Right now there’s an issue about certain California so-called organic companies that use wastewater from fracking for irrigation, water that is known to be contaminated with toxic chemicals and oil. This is permitted? Apparently. Do you really want to be consuming toxic chemicals via a little tangerine? I don’t! There’s also the matter of aluminum particle fallout from geo-engineering (aka chemical trails). Where does it go? In our water? The ground? On crops?

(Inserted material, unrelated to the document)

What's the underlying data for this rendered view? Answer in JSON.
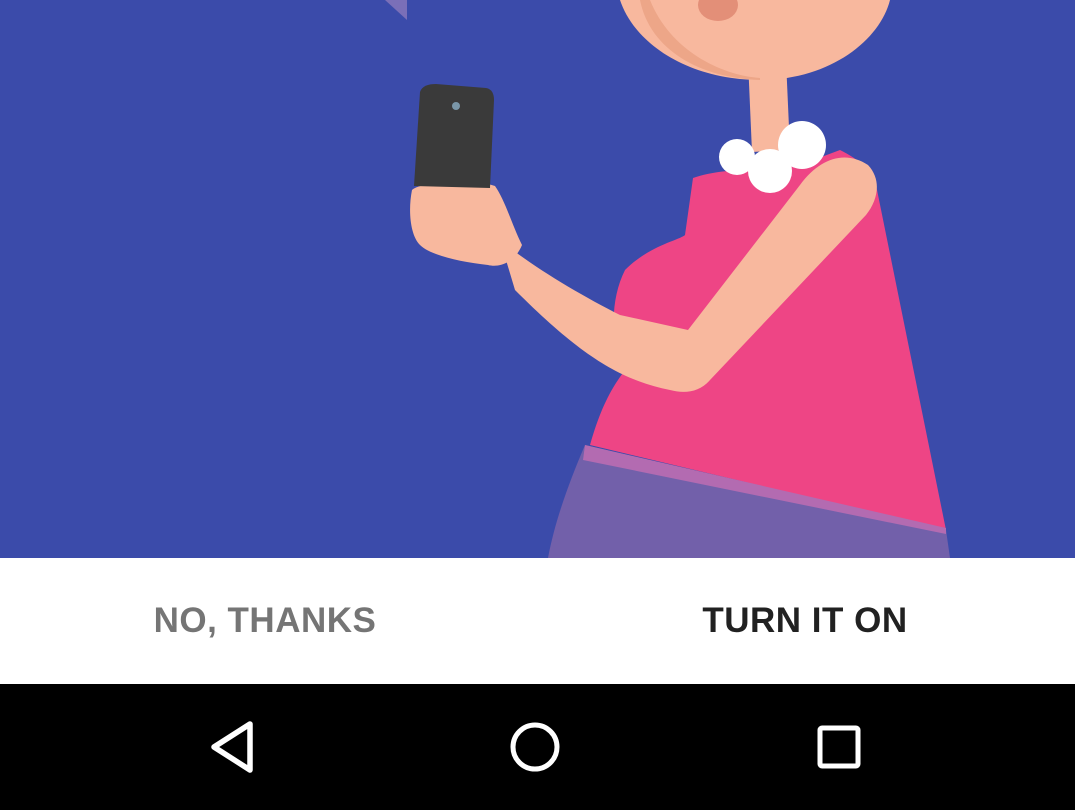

It’s very discouraging today to imagine we’re getting truly organic foods. But even so, I know my farmers and have for many years, and I think that’s most important. I trust them, whether certified organic or not. I’ve been to their farms. I’m also familiar with other certification groups that I respect, such as CCOF, so I look for their stamp as well. I talk with farmers, go to agriculture conferences and basically try to inform myself about growing methods of farmers. It’s more effort than reading a label, for sure, but more interesting too. And I know I’m not putting weird stuff into the soil or onto the plants that I grow to eat. But what am I truly eating? Is it really organic? I think it’s hard to know, outside of farmers and their good practices.
Why is it important to write food articles that engage politics?
I think we have enough recipes—at least from me. I love all the diversity of plant foods we’re seeing today, but it’s not enough just to make a pretty plate. Do we know what we’re eating, really? How it was raised? How much a laborer got paid for doing the tough job of bringing in your line-caught tuna or harvesting pesticide-laden artichokes or even your organic ones? What’s it really like to be a young farmer with a spouse and children trying to get started? What do young people need to continue agriculture today? And there’s no doubt that we do need young farmers. And, of course, how do changing climate patterns impact farming and what we eat?
I’ve always been interested in how food comes to us and how knowing that that might change our relationship to it by giving it more value, or less. The stories I’m interested in may not be political in themselves, such as what goes into making grass-fed beef in the arid West and why it’s a great benefit to the land and wildlife. They’re more about helping us to be better informed about what’s easy to misunderstand. And of course there could be political ramifications down the line.
What are you reading currently?
What I’m reading is always changing. I just finished Living to Tell The Tale, Gabriel Garcia Marquez’s long book about his life up to the point of meeting his wife. Joan Didion’s Where I Was From, for the second time. To a Californian, which I am even though I’ve lived in New Mexico 25 years, California is a compelling subject, one I work to understand. Beasts of The Field by Richard Street is another (huge) book on California agricultural history starting with the Jesuits in Mexico—a very sobering and important book, which I’ve been reading at for months. Since I’m working on a memoir, I’m reading other people’s memoirs (Nabakov, Mary Karr, etc.) and The Situation and the Story by Vivian Gornick, and Dani Shapiro’s wonderful book Still Writing. And I’m reading a book on seeds.